Section VII.—Unfriendly to the Interests of Morality.
Finally, it is objected to the doctrine of God's decrees that it is unfriendly to the interests of morality. I apprehend that many of those who have urged this objection have confounded the doctrine which they oppose, with that of fatality, or of a physical though natural necessity. The charge must originate in a gross (misconception of the real nature and tendency of a doctrine which has always been found in close alliance with practical religion.
Can that be un
friendly to morality, which, while it leads me to view the hand of God in every thing, teaches me to regard the diligent use of means as closely and inseparably united to the end ? The history of the church bears us out in the assertion, that pure morality always prevailed most when this doctrine was most firmly believed. Who could have a stronger conviction of its truth, than he who, in the midst of privation and persecution, was supported by the consideration-" If God be for us, who can be against us? Who shall separate us from the love of Christ ? Shall tribulation, or distress, or persecution, or famine, or nakedness, or peril, or sword? Nay, in all these things, we are more than conquerors through him that loved us.
For I am persuaded, that neither death nor life, nor angels, nor principalities, nor powers, nor things present nor things to come, nor height, nor depth, nor any other creature, shall be able to separate us from the love of God, which is in Christ Jesus our Lord.” Such was the belief, and so strong were the consolations of the apostle to the Gentiles; and yet, how far has he left all other men behind in zeal for the glory of God, in benevolent concern for the salvation of mankind, and in the exercise of all the virtues of self-denial and of godliness! Who have been the
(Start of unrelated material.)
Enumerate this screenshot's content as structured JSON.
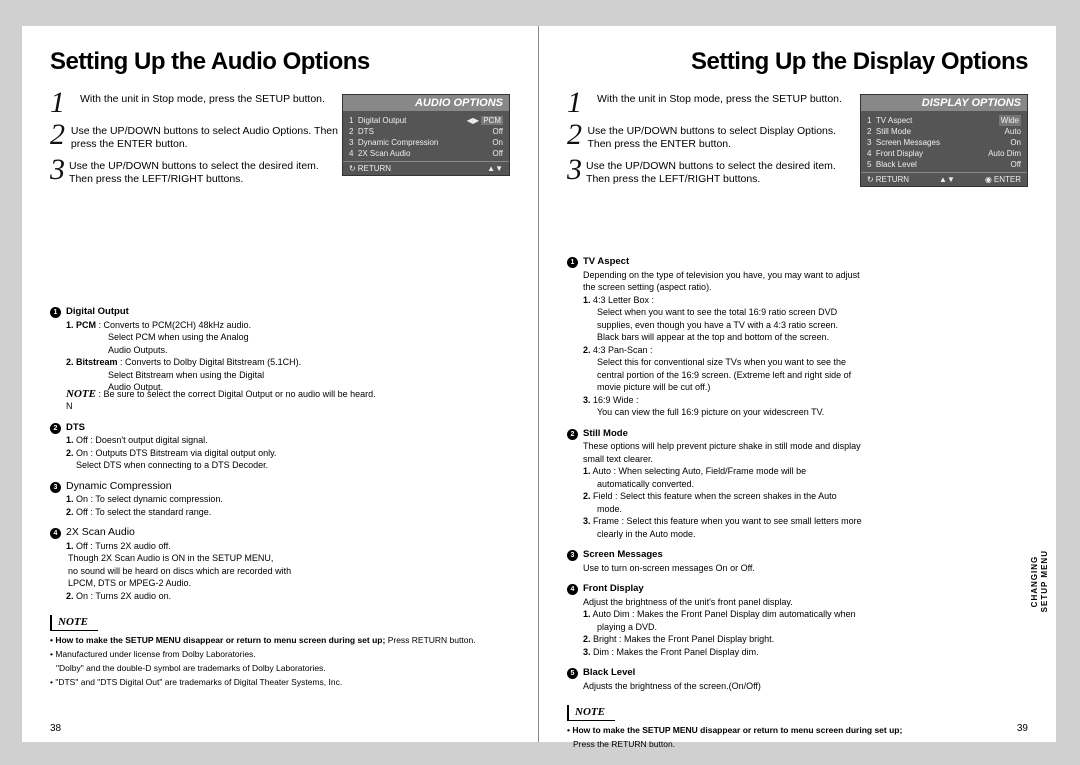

most formidable opposers of this doctrine ? The Jesuits :--the contrivers of courtly casuistry, and the founders of lax morality. What are we to think of the morality of the Reformers, and of the churches of the Reformation? By them this doctrine was taught as a part of divine revelation, and it long continued to